As a primary care provider at Iora Primary Care, I spend the bulk of my time working with patients on their long-term health issues, including things like heart disease, asthma, chronic obstructive pulmonary disease, diabetes and blood pressure. Helping people make the lifestyle, diet, and medication changes they need to stay well is professionally satisfying and crucially important. Oftentimes, though, we are working to manage problems after they’ve already occurred.
One of the things I find most satisfying about working in my field is helping my patients prevent problems later on in life. This includes maintaining a healthy, well-balanced diet, staying physically active, and helping my patients stay up to date with vaccinations and cancer screenings.
One important area of health maintenance and prevention is colon cancer screening.
Colon cancer is a common and serious form of cancer. It is the second most common cause of cancer deaths in the United States, and it accounts for almost 10% of all cancer deaths annually.
Over the years, we’ve learned a lot about colon cancer and how it develops. At its root, colon cancer develops when an adenoma, or benign glandular tumor, grows into a polyp, then eventually progresses to become cancer. The great news is that when adenomas are identified early, they can be removed, and removing these is proven to prevent cancer! What’s more, in recent years rates of death from colon cancer have been dropping; some studies suggest that about half of the decrease in colon cancer deaths may be related to improved screening efforts.

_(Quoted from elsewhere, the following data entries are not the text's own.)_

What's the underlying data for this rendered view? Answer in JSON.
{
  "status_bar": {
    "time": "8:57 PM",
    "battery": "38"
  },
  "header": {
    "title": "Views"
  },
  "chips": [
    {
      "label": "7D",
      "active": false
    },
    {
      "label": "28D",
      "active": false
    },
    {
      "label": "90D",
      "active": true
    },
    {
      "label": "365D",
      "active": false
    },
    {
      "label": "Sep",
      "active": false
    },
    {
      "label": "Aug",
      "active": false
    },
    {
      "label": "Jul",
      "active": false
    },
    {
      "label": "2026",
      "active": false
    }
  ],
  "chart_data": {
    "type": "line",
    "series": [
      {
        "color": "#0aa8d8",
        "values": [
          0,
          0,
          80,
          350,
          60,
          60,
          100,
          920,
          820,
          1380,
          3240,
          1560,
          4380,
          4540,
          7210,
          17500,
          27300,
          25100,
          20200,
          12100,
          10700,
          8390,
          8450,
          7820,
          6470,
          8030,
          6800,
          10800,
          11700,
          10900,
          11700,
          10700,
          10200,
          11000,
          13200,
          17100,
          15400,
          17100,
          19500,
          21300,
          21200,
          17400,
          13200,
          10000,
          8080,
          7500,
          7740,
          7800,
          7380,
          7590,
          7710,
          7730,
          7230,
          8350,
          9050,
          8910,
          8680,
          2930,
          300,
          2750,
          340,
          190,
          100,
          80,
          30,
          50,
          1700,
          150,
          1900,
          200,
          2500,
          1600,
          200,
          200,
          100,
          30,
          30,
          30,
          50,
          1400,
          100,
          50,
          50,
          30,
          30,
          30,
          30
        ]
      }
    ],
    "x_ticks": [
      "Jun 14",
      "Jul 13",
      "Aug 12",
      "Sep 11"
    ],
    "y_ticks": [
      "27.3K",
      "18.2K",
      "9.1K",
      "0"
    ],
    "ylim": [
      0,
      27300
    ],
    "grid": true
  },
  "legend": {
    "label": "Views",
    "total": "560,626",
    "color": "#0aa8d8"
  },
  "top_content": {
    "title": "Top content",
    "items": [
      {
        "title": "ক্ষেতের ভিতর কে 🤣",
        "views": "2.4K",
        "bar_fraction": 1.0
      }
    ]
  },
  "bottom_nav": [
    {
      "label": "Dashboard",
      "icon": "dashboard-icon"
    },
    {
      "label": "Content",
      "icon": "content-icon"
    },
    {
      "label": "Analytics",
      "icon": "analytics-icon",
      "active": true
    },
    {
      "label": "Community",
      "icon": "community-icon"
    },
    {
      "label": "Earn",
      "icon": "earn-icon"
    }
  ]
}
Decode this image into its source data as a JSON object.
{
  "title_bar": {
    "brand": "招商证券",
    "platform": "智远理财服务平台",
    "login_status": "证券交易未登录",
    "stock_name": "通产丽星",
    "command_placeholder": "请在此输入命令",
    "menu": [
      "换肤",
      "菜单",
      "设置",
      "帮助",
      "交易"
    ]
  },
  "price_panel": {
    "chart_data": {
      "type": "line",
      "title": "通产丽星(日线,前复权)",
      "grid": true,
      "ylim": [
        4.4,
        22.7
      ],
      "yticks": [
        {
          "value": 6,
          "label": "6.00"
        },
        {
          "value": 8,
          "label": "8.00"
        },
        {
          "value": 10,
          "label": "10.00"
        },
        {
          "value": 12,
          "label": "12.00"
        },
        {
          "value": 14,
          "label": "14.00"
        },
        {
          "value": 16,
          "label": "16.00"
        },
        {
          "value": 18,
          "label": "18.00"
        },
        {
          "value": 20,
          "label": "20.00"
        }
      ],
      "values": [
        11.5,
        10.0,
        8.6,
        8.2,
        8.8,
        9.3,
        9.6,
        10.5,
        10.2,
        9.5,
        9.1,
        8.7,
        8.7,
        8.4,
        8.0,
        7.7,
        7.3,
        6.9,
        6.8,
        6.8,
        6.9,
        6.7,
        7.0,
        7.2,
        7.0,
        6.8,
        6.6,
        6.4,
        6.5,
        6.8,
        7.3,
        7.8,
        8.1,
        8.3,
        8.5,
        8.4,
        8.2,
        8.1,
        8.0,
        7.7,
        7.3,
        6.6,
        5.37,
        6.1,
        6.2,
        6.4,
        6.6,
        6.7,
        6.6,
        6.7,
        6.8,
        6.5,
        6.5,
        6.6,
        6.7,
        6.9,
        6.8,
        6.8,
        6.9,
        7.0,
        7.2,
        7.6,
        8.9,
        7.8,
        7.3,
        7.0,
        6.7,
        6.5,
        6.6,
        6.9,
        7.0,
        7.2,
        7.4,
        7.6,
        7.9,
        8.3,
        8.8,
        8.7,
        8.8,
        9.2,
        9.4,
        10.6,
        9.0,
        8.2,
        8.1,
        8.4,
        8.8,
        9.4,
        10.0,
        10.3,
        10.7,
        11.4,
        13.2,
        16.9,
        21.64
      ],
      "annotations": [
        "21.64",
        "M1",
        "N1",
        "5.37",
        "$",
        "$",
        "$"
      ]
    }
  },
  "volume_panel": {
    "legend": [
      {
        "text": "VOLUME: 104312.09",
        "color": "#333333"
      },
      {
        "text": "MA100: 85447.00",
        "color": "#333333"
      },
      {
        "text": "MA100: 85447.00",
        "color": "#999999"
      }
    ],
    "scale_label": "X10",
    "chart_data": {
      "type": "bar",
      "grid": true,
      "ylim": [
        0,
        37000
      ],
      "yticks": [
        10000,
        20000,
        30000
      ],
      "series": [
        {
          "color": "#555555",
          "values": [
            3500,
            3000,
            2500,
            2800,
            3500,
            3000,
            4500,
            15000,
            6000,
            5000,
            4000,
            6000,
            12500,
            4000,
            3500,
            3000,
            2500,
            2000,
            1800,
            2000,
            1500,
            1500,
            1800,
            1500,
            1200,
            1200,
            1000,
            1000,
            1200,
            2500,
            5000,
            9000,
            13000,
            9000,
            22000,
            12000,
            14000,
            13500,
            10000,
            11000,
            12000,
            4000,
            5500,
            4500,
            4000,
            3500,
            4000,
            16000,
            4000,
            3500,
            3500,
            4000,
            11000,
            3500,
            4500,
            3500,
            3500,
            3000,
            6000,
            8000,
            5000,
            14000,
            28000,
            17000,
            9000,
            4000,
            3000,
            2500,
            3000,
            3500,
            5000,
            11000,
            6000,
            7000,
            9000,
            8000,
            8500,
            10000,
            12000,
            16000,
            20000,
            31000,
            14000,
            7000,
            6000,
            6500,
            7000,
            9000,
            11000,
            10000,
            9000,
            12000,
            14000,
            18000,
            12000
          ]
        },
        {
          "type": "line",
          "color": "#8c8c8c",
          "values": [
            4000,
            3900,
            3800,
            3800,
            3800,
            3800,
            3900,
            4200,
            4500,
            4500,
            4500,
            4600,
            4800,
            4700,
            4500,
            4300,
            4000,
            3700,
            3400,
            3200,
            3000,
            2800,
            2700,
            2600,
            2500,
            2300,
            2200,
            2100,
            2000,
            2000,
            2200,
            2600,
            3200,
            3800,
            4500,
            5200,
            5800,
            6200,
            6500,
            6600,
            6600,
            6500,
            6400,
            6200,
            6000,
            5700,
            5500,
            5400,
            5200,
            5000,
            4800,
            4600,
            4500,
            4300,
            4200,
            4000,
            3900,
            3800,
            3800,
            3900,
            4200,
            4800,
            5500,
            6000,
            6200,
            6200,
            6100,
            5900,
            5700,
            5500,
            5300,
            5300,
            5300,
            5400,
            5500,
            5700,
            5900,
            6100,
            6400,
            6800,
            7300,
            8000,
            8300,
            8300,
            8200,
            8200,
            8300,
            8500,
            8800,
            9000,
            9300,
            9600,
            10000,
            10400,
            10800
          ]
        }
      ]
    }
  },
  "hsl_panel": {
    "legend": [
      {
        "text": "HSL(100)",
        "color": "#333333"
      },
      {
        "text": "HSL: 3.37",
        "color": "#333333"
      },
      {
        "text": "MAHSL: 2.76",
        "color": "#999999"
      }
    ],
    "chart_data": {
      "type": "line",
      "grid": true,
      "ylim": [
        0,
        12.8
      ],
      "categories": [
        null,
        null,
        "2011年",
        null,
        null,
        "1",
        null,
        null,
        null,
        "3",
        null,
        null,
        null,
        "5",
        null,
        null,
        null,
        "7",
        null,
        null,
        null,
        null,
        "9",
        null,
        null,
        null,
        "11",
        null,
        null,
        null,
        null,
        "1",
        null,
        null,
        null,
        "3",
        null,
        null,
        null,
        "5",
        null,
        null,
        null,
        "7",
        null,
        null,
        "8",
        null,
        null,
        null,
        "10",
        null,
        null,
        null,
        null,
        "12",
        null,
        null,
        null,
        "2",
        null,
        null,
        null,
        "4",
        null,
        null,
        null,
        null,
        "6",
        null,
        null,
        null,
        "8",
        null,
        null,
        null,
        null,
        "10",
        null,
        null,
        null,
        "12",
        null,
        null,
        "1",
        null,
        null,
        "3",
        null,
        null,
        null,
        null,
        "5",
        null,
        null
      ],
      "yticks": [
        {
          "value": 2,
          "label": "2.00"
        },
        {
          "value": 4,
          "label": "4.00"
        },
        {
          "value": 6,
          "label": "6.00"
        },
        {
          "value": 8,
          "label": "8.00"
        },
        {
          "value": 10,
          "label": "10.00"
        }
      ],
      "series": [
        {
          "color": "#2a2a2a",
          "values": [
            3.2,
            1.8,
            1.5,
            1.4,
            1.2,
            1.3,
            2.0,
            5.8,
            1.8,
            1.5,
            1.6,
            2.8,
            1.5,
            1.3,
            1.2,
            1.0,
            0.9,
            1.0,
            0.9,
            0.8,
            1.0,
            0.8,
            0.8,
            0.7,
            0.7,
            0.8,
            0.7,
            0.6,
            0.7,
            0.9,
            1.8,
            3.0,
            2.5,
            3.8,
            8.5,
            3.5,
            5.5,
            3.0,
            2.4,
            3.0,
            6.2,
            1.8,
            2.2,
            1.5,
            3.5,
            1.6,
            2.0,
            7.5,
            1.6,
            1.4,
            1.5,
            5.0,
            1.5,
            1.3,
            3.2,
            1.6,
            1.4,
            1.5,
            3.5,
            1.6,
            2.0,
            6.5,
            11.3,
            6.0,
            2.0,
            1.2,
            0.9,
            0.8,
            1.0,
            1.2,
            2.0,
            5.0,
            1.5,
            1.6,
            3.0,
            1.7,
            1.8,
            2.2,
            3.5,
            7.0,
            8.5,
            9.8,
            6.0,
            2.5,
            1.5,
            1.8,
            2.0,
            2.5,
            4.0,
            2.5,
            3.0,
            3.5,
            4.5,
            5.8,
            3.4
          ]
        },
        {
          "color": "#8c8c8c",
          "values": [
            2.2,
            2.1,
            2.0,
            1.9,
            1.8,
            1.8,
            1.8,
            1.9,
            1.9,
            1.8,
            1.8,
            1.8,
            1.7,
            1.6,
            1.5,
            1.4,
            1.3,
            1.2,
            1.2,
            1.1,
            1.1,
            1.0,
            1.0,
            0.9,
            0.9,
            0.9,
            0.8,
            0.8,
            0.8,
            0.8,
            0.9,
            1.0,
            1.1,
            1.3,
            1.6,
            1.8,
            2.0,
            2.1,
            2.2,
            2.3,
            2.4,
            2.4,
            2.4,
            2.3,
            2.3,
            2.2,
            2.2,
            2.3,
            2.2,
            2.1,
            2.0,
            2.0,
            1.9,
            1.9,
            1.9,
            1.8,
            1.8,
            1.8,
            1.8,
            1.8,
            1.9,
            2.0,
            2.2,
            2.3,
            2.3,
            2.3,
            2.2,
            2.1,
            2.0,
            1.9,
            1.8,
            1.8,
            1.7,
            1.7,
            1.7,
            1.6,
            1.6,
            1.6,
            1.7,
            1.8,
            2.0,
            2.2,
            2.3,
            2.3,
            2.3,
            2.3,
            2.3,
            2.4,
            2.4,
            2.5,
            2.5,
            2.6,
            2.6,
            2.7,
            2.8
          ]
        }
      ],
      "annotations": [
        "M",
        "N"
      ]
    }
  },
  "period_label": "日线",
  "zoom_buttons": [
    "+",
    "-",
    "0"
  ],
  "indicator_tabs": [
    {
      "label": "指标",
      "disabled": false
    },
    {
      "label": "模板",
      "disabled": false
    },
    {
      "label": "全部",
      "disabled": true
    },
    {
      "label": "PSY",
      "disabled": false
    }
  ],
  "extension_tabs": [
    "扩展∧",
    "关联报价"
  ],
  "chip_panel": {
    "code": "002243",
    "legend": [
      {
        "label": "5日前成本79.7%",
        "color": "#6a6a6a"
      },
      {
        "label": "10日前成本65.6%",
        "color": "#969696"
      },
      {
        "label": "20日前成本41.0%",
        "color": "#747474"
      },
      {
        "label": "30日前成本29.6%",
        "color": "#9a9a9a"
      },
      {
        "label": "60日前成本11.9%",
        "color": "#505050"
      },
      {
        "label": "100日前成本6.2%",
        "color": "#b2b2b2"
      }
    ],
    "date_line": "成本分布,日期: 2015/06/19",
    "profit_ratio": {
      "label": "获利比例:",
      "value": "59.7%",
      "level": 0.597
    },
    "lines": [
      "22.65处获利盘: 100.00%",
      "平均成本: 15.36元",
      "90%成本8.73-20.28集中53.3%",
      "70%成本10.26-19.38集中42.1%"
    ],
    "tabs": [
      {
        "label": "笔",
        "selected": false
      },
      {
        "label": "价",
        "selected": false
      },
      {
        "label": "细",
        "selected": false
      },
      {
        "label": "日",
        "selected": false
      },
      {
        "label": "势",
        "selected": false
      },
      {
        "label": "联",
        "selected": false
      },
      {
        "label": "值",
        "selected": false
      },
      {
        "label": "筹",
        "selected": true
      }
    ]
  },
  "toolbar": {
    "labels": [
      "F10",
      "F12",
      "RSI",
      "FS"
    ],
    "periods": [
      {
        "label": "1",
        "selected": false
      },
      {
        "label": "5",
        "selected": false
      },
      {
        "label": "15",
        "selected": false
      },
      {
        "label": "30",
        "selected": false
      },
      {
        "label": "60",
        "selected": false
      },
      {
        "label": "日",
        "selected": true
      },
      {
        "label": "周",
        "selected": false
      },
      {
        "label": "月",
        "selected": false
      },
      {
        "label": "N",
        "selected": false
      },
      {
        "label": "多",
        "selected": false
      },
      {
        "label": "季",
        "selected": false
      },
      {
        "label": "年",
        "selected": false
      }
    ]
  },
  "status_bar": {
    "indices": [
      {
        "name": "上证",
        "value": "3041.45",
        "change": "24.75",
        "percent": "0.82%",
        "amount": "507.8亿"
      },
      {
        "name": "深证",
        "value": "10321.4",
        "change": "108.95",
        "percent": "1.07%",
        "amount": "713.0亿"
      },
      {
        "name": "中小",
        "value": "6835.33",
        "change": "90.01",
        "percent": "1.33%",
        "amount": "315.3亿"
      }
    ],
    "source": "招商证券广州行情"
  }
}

Screening for colon cancer takes place by a few different means, each with their own advantages and disadvantages.
These procedures evaluate the internal structures of the colon and rectum for any abnormalities. Most commonly, this is done by colonoscopy, a procedure in which a very small scope and camera are passed through the colon. While these tests are more invasive, they allow a definitive view of a person’s anatomy. This means that if the test is negative, a person may be able to wait as long as 10 years for their next colonoscopy!
Stool based tests:
These are convenient, can be done in the comfort of your own home, and are non-invasive. However, because they don’t take a direct look at your gastrointestinal tract, they need to be done more frequently (usually once per year). If a test is positive, it will still need to be followed up with a colonoscopy.
The U.S. Preventive Services Task Force recommends that for most people, colon cancer screening should start at age 50 and continue until age 75. Citing a recent increase in the incidence of colon cancer among young people, the American Cancer Society has updated their own guidelines to suggest starting colon cancer screening at age 45. There’s likely to be some disagreement between these organizations in the short term. People with a family history of colon cancer may be advised to start screening even before age 45. Regardless of where you fit on this spectrum, I recommend making time to talk with your primary care provider about your cancer risks, your questions about testing, and what’s right for you when it comes to screening. It’s a conversation that could save your life!